As I walked around the city, I took care to notice the architecture of the city, so I could compare it to the East the day after. I had been told there was a stark contrast but wanted to experience that for myself, so I made sure to note the types of buildings, style of infrastructure and general feeling I got from walking around.


Obviously most of the wall has been torn down, but there still remains in many places pieces of the wall with plaques and information which is quite useful to read. It’s interesting to see the maps with where the wall used to stand, and read about stories relevant to that area where you’re standing.


The photo below is taken at the site of the old Gestapo Headquarters, where now stands the Topography of Terror, a free museum dedicated to education and remembrance of the Nazi regime. This boundary is the longest section of the outer wall to remain standing.


The Topography of Terror is free to visit!


This is Checkpoint Charlie. What you see in the photo is recreated, and is quite touristy but a good representation of the checkpoint that was the best known ‘open’ crossing through the wall during the cold war. This was only able to be crossed by those with the right paperwork; foreigners, diplomats, members of the allies, and so on. People were smuggled through into the west here, however; there are stories of successful smuggling being done by hiding people in the boots of cars.

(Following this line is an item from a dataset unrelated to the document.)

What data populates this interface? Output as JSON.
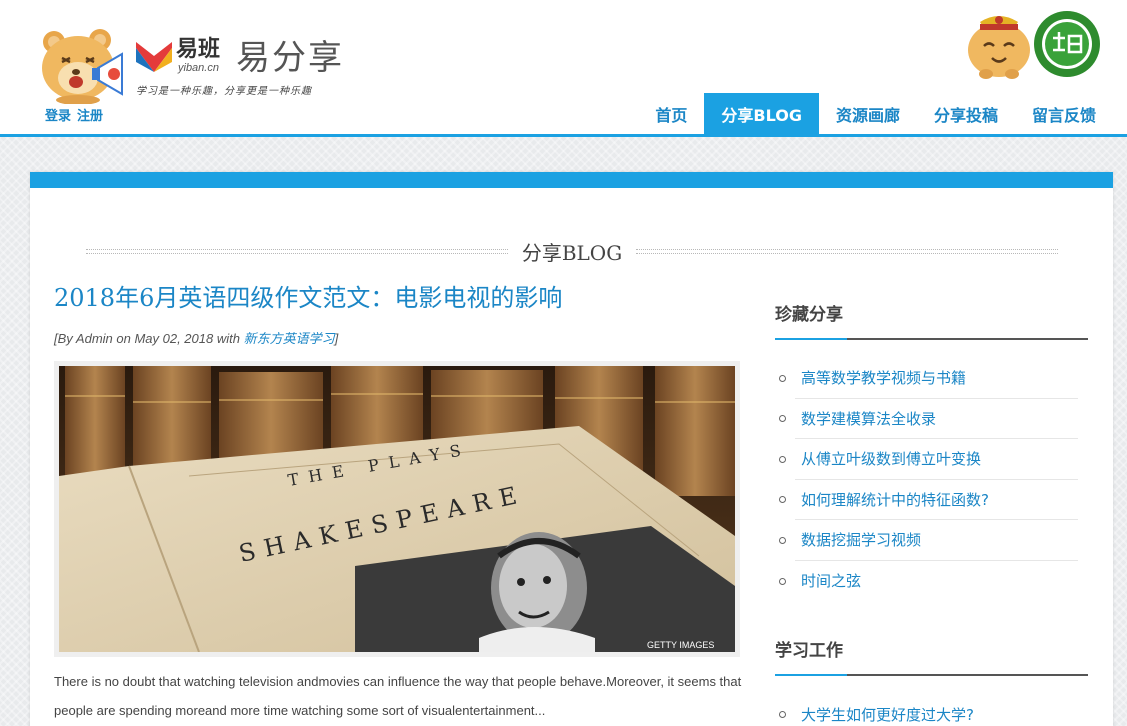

My initial thoughts on Berlin, other than the fact there is a LOT to see, is that it’s a unique place. It’s very different from other places I’ve visited in Germany (it’s a LOT different than Munich). The people here are friendly and I didn’t get any bad vibes from those I met. I left my bank card in the metro ticket machine one day at a busy station and when I got back an hour later, it was still there.

You can find a restaurant or bar for pretty much any type of food you’re into, and there’s sure to be a club, group or organisation for anything you like. It’s definitely a multi-cultural city, yet it retains its heritage well.

I’ll conclude this post here and write up another one on my visit to the other side of Berlin. For point of reference, here are some good coffee shops I stopped in at around the west side of Berlin…

  • Roststatte Coffee
  • WestBerlin Bar and Shop
  • Oslo Kaffebar
  • Distrikt Coffee
  • The Barn

…because drinking good coffee is a necessity in any Berlin visit!

Thanks for reading!

– Damo